Essentially, I believe there are 4 Stages of Teaching Kids to Clean. For me, it’s been a natural progression from picking up their toys to harder kid’s chores like scrubbing toilets. Recently, I’ve been increasing my kids’ chore lists. When I introduced the Bathroom Cleaning Kit for Kids and the Free Printable Bathroom Cleaning Checklist for kids, I got questions about how to teach kids to clean.
While I don’t consider myself an expert in getting kids to clean, considering I can, at the time of typing this, look around the floor and see various clothing and toys my children have “forgotten” to put away, I do have some thoughts. Some of these opinions come from my years as a mother (8 so far) and my 5 years of teaching children before that. Some of my “theories” about parenting and child development came from my years of college–I received an undergraduate degree in Child & Family Studies with an emphasis in Early Childhood Education and a graduate degree in Urban Education. While all of those years and theories amount to two pieces of paper with a seal, I believe my biggest credential is that I am the oldest of six and lived these stages of learning to clean in my mother’s house. Not only that, I made it to stage four–Independent and Responsibility. It’s the ultimate goal, after all.
The 4 Stages of Teaching Kids to Clean
“Mommy’s Little Shadow” Stage:
I am a firm believer that kids should work along side you, observing and participating in a shared cleaning experience. As you clean, point out things that need attention or that are dirty. This is the time to teach your kids all of those cleaning pet-peeves you might have or pass along your cleaning OCD to them.

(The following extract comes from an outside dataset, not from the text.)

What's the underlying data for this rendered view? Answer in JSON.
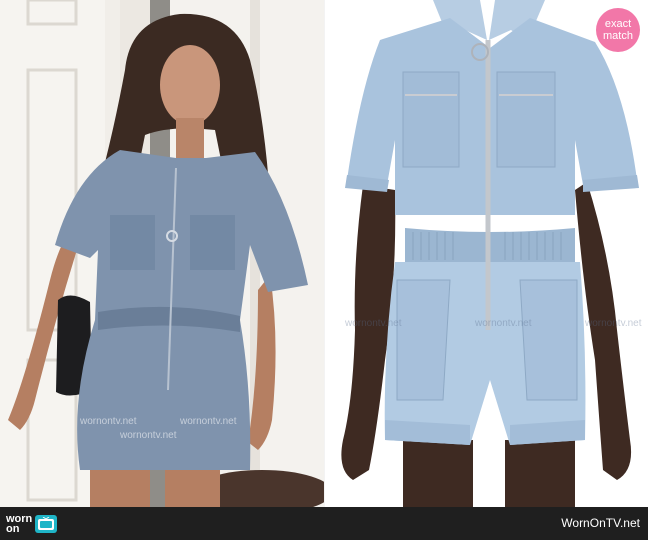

For example, this is the time to teach them the way you want the toilet paper placed on the roll!
Mommy’s Little Shadow stage was for a large portion of the beginning of my kids’ early years. For reference, my 4 year old is still in this stage with some of his chores. Some of the cleaning tasks that my little shadows help me with are picking up toys with help, throwing clothes into the washing machine, placing the wet clothes I hand them into the dryer, closing the dryer door, and pushing the button on the appliances when instructed.
“I Try” Stage:
After my kids have watched me clean enough, I start to let them try to do the chore on their own while I am standing there with them. Then, I will usually need to go behind them and either help or complete the task. This is when I usually hand my little one a dusting rag and they wipe everything in sight. I try to find little chores that my kids can try and be successful at to help build confidence and instill a desire to work. (Little kids love to help!)
While my 4 year old is still mostly in “Mommy’s Little Shadow”s Stage for a few things, he is in the “I Try” stage for several tasks. For example, he tries to make his bed. No matter how wrinkled or crooked the sheets are, he is trying to pull the blankets up, and for that effort, I am proud. The more practice kids get in the “I Try” stage, they more successful they will be in the end–eventually, they will make that bed perfectly!
“All by Myself” Stage:
While “I do it myself!” is one of the favorite phrases of many young children, this stage is not for the independent toddler. The “All By Myself” stage is when children have finally mastered the chore by themselves consistently. This stage still requires occasional reminders, but with a reminder, the child can still accomplish the chore.
I personally LOVE this stage! We are in this stage with our 8 year old, and I am finally seeing the fruits of all the hard labor in the previous stages with our oldest. This is the stage I really start to depend on the kids a lot more, and they step up to the plate. While each child is different in work ethic and personality, this stage can be a real blessing for the busy mother of lots of littles. Kids are old enough to take things to the trash cans outside, load dishwashers and start them by themselves, start and finish laundry, and so many more things. This is when I, as a mother, finally feel able to catch a breath…and a break.
“Independent and Responsible” Stage:
If you make it to the Independent and Responsibility stage, give yourself a day at the spa, momma. You’ve made it! This stage in teaching kids to clean is when kids are responsible to remember to to do tasks independently without prompts…because it’s just a way of life for them. This is the ultimate goal! If we are to launch our children into the world well, this is the stage we want our kids to be in for several years before they leave the home because this is where they get that practice for being on their own.
Take a look around at our society and you can quickly identify the individuals that haven’t made it to this stage…even as adults! We don’t want that to happen to our children. We want them to have those kid chores become a way of life and become ingrained in their character. So, this is the stage to strive for. Children (tweens, teens, and beyond) are to be guided to this stage with a lot of hard work from mom and dad, but eventually, the hard work WILL pay off! This is the stage where kids will load the dishwasher, just because they see it needs to be done. Hallelujah!
A Word to the Mother of Littles
You’re tired, worn out, and picked up those toys five minutes ago, but now the toy basket has been dumped…again. Hang in there. It will get better. It will happen. Your kids will learn how to get that character underwear from their cute little booty to the hamper without fifteen reminders someday. And then one day, you’ll blink and they loaded that dishwasher after Thanksgiving dinner, without prompting, while you finished your pie and chatted with Aunt Gertrude. I promise. I know this because it happened to me this year–he’s 8. Solidarity, sisters!
Only a few more years. You got this.